Xcel Energy’s fight over a proposed natural gas tariff increase is not just a dispute over the utility asking $188.6 million from its Colorado customers, but also over the future of natural gas in the state.
The Colorado Public Utilities Commission heard from the public Thursday about the proposed hike and several rate hikes customers are facing to meet climate change goals for stranded property risk, which customers will also have to pay for. .
“We need to put all of our resources into building renewable infrastructure,” said Heidi Lathwood, a climate analyst at environmental group 350 Colorado. “New methane infrastructure should not be built at all.”

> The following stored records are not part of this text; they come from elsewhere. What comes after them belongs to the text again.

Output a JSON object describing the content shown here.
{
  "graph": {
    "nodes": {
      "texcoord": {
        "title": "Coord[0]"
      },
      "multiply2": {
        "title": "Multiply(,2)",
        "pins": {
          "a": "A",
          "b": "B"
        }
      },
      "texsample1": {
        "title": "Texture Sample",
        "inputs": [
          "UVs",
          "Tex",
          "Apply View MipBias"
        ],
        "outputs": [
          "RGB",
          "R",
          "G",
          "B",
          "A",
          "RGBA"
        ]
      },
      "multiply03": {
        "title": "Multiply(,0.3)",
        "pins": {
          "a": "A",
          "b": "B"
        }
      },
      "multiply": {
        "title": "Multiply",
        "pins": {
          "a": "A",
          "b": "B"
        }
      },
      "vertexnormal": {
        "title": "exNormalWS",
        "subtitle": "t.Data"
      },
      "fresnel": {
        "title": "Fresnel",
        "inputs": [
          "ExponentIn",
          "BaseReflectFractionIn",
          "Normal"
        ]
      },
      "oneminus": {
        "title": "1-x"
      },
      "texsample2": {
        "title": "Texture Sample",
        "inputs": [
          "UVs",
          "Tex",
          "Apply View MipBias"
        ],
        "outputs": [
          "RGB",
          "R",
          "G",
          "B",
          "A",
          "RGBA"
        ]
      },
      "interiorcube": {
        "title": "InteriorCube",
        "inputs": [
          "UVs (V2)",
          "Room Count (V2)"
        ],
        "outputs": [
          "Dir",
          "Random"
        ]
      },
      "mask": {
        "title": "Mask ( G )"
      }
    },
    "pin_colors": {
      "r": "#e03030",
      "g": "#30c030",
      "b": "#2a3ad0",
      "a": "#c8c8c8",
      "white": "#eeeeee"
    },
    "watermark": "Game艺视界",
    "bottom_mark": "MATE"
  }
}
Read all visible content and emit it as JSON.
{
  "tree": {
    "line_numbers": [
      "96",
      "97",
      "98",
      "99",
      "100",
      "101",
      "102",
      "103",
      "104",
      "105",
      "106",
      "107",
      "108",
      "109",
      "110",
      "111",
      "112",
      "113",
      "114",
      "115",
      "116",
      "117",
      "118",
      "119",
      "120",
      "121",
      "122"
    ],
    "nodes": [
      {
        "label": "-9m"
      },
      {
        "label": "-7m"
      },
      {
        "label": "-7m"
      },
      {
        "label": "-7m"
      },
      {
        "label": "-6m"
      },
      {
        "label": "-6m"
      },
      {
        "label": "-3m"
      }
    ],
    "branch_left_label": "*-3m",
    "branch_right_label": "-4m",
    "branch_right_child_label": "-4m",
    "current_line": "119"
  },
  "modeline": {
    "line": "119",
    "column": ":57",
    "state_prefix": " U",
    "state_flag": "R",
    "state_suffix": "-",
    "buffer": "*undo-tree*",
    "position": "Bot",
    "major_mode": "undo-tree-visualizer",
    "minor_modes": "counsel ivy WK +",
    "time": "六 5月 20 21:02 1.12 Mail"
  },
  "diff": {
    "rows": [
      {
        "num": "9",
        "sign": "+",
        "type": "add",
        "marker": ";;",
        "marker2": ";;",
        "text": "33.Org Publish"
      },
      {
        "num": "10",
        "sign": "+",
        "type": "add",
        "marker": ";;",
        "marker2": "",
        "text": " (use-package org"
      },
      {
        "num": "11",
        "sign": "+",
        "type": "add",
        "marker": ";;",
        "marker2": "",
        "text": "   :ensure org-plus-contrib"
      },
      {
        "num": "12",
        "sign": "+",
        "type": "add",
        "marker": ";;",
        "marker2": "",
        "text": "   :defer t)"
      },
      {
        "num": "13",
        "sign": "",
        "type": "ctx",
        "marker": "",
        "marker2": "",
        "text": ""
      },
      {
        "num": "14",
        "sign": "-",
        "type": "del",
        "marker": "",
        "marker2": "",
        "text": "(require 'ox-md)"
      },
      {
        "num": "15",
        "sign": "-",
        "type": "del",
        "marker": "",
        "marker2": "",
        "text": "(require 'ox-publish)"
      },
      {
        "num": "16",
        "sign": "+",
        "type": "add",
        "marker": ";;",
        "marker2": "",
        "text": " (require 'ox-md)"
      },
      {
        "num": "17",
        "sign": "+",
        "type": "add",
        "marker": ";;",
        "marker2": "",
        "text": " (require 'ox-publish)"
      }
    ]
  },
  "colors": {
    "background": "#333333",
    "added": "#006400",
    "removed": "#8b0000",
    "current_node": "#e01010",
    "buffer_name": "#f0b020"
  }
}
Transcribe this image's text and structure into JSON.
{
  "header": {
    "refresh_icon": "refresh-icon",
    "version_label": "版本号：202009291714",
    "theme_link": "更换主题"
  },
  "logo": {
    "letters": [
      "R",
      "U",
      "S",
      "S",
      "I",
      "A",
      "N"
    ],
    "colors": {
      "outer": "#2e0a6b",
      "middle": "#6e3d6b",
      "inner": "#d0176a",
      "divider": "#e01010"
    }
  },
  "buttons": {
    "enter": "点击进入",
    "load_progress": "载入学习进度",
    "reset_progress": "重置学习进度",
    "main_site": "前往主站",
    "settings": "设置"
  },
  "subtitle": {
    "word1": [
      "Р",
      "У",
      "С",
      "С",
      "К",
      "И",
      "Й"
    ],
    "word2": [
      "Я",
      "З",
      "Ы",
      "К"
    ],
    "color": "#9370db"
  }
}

In addition to this request for natural gas prices, in June Xcel negotiated $182.2 million in electricity tariff increases and $500 million in tariffs to cover the $500 million in natural gas prices resulting from a severe winter storm result in February 2021.
Overall, the rate hike will increase the average household electric bill by about $16.50 by the end of this year and to $18.32 by 2023.
Conservation Colorado climate advocate Lorena Gonzalez told the commission that the rate hike puts low-income families in a “painful position” between putting food on the table and paying their utility bills.
“A very clear message needs to be sent to Excel that rate after rate after rate is not acceptable,” said Leslie Glastrom of the Clean Energy Action Group.
Xcel Energy, which supplies natural gas to 1.4 million customers, is seeking price hikes to fund projects including upgrading supply lines, adding miles of new pipeline connections in suburban residential areas and replacing 35,000 natural gas meters. Is.
The proposed rate hike would add up over three years, resulting in a total increase in the average home bill of $8.14.
The first increase, which will take effect in November, is $4.16, an increase of about 6.7% from the average residential gas bill of $62.42, Xcel said.
Previous fee requests have been judged primarily on whether the utility’s desired investment was necessary and reasonable, but this fee increase leads to several new state laws aimed at reducing the state’s greenhouse gas emissions. Including the burning of natural gas in households. and buildings.
In 2019, Senate Bill 1261 was passed, setting a goal to reduce the state’s greenhouse gas emissions by 50% by 2030 and 90% by 2050 from 2005 levels.
According to the company, Xcel is on track to reduce its greenhouse gas emissions by 85% by 2030.
Jonathan Rogers, an analyst at the Denver Office of Climate Action, Sustainability, and Resiliency, urged the commission to consider Denver’s policies aimed at rapidly reducing the city’s natural gas consumption when evaluating Xcel Energy’s infrastructure proposals. asked to hold
In 2021, Senate Bill 264 established the Clean Heating Plan for gas distributors.
Xcel Energy is scheduled to deliver a plan by 2023 that will reduce emissions by 4% by 2025 and 22% by 2030 compared to 2015 levels.
Several speakers called on the Commission not to authorize investments in natural gas infrastructure to this extent, but to include their assessment in the Clean Heat Plan.
Law professor KK Duvivier told the commission: “It doesn’t look like registering with Excel will change things.”
However, Xcel Energy argues that the investment is necessary.
“Currently, there are no viable, large-scale alternatives to using natural gas that reduce emissions and still provide customers with the energy they need to stay safe and comfortable in their homes and to run their businesses. necessary to operate from there,” Brooke Trammell, an executive at Xcel, said in formal testimony that the rate was part of the case file.
“Especially home and space heating in our cold climates is an important service of our gas supply,” said Trammel.
But Mira Fickling, a senior climate policy analyst at environmental group Western Resources Advocates, said in formal testimony, “We should avoid locking up infrastructure that could impede long-term decarbonization on the scale possible.”
Glustrom said Xcel Energy and its customers are already facing $1 billion in decommissioning costs for three coal-fired power plants. “We have $1 billion coal plants that are stuck and now they want to do the same with natural gas,” she said.